DATA EXCERPTS:
=== Section Start ===

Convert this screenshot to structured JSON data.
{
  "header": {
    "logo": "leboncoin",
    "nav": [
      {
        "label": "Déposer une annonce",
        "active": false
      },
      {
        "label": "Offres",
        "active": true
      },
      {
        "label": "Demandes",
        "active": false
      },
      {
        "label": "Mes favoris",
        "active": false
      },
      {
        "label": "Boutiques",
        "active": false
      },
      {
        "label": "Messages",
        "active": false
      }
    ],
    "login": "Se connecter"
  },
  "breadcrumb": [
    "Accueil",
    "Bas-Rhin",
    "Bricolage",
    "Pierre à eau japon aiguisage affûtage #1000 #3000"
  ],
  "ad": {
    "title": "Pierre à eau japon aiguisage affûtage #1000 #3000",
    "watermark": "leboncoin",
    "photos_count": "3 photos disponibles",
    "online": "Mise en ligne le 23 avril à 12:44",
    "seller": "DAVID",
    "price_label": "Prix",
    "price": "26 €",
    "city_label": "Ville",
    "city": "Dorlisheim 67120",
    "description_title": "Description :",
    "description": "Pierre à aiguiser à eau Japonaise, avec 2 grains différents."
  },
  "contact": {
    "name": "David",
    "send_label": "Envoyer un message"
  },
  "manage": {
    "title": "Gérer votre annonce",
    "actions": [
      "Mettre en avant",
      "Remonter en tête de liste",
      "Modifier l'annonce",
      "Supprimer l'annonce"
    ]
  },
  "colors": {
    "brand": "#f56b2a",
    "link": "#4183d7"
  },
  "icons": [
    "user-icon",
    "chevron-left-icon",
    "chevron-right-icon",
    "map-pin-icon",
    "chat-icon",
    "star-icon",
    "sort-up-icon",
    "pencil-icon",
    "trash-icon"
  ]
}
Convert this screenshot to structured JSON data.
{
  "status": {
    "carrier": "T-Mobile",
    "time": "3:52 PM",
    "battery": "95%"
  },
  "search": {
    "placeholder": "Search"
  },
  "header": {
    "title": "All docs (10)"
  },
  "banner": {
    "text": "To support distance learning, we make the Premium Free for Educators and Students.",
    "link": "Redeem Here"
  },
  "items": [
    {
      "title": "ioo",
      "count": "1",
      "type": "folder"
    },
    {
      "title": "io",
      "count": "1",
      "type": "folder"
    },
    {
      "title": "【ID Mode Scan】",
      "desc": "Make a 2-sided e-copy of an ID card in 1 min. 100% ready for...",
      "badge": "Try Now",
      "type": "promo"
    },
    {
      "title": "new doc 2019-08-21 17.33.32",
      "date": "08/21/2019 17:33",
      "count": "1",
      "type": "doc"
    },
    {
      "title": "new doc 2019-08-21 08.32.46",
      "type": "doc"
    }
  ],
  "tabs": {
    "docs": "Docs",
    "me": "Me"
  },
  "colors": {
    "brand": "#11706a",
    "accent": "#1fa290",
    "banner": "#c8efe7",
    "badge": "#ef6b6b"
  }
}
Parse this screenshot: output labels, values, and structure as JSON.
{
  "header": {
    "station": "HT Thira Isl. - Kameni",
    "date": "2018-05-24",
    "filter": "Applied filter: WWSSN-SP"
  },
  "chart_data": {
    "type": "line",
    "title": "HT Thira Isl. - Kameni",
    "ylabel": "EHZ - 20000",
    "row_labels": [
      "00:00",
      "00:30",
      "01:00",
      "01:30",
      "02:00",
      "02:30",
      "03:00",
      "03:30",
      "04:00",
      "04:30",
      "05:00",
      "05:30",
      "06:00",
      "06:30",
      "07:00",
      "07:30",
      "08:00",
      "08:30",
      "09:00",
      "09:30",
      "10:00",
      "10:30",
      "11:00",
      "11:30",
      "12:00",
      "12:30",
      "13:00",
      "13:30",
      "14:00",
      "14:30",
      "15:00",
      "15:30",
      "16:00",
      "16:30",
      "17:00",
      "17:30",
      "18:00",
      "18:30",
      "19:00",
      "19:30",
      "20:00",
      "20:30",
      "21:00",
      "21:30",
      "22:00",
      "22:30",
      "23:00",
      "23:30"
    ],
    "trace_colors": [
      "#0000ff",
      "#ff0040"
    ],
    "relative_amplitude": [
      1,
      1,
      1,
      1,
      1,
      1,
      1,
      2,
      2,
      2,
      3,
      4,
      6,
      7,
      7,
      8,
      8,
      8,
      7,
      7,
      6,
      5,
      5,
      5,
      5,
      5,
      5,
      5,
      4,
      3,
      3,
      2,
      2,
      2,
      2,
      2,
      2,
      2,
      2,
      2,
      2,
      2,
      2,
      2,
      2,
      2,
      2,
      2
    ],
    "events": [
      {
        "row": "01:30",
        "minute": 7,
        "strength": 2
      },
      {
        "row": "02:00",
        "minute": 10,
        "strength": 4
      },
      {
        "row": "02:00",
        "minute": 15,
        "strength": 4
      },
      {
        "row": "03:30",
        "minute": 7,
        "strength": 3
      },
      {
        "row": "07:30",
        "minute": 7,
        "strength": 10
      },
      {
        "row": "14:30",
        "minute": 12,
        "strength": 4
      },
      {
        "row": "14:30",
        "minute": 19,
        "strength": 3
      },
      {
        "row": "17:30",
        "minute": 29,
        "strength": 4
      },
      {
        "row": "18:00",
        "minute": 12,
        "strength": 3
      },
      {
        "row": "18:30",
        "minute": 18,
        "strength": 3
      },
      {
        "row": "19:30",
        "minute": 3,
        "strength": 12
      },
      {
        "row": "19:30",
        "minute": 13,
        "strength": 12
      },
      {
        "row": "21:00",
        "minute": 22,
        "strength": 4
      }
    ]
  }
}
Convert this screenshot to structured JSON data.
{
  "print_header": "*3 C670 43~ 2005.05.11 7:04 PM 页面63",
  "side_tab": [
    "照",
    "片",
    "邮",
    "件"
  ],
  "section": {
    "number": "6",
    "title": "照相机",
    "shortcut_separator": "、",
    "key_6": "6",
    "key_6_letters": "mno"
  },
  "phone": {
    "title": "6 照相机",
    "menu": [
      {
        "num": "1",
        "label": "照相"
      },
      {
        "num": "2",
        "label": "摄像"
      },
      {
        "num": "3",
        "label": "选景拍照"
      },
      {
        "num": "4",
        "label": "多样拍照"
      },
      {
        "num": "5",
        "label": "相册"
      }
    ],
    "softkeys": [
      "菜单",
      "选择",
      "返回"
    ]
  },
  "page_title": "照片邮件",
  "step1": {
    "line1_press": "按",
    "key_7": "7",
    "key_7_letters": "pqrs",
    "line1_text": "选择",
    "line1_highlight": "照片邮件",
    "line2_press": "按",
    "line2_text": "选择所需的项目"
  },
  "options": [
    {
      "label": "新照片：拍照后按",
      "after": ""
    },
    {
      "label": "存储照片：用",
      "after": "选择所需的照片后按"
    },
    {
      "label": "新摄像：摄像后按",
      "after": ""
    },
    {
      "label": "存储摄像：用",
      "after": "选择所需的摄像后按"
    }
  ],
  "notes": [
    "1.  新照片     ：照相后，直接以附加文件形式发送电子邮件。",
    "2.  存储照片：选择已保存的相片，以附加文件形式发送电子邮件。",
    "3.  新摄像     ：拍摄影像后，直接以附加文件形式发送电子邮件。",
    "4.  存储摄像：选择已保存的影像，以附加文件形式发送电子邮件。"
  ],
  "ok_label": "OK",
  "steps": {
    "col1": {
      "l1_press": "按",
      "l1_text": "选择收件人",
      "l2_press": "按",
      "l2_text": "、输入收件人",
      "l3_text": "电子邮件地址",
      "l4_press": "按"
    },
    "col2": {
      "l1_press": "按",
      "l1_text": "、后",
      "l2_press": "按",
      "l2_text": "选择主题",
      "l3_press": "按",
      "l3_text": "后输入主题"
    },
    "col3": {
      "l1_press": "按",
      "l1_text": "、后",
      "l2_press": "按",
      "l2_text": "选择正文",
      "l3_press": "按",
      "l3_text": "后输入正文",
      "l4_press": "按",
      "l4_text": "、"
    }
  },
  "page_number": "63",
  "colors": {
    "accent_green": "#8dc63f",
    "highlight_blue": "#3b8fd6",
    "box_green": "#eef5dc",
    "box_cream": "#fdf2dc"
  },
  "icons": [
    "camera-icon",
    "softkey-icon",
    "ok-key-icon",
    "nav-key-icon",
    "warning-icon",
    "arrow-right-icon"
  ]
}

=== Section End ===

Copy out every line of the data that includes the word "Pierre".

    "Pierre à eau japon aiguisage affûtage #1000 #3000"
    "title": "Pierre à eau japon aiguisage affûtage #1000 #3000",
    "description": "Pierre à aiguiser à eau Japonaise, avec 2 grains différents."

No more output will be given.